NEW YORK (MainStreet) — The retirement savings system in America is broken. It’s too complicated, too costly and unmanageable by employees and employers alike. That’s the thesis proposed by Russell Olson and Douglas Phillips, investment officers at the University of Rochester endowment. Their solution? Blow it up and start over.
Olson and Phillips have impressive resumes: investment management at Princeton and Kodak, educations at Rutgers and Harvard Business School – they’ve been around the investment block a time or two. In a recent white paper, the two experts recommend a new “private pension system” to replace the current “patchwork” of retirement plans.
The researchers say it’s time to simplify the system, noting that over 40 years more than 14 variations of employer-sponsored defined contribution (DC) retirement plans have evolved, including 401(k)s, 403(b)s, SEP IRAs, SIMPLE IRAs, Roths, Keoghs and more.
“Their proliferation has been complex and bewildering. Each has its own deduction or contribution limits, distribution restrictions, and nondiscrimination rules, and there are many variations of each vehicle,” Olson and Phillips write. “Some are available through employers, others not. Some workers have retirement assets in multiple DC plans as they change employers. While the details for each vehicle seemed to make sense when created, the resulting rules and options can be confusing for many workers, and this confusion can lead to insufficient or poorly invested savings.”
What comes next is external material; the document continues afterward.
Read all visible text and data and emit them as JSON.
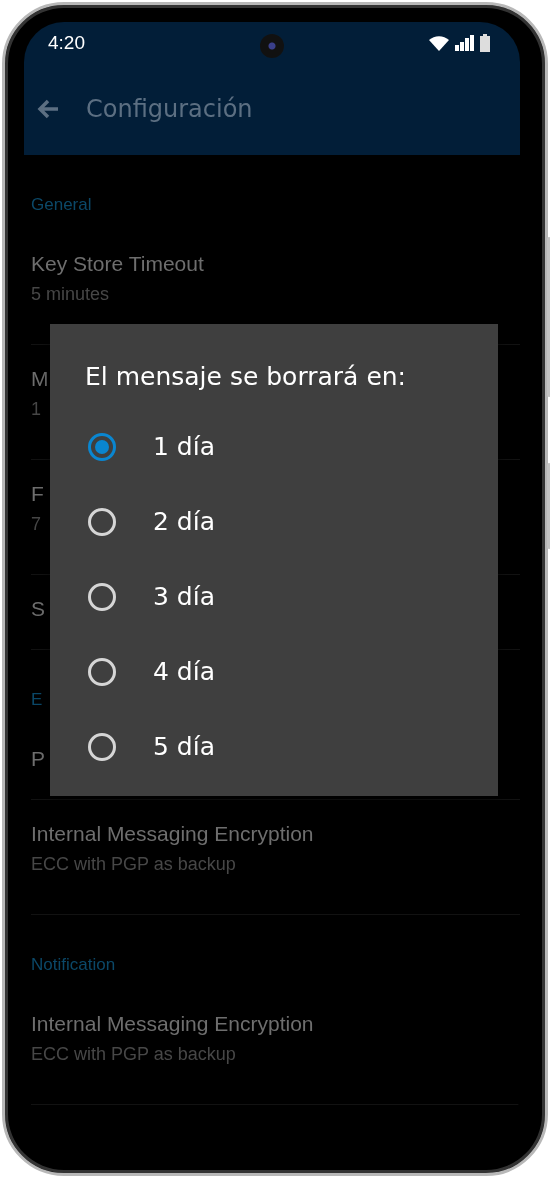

The challenge for retirement plan participants is knowing how much to save to achieve financial independence when they retire, the authors say. And Americans simply aren’t saving enough.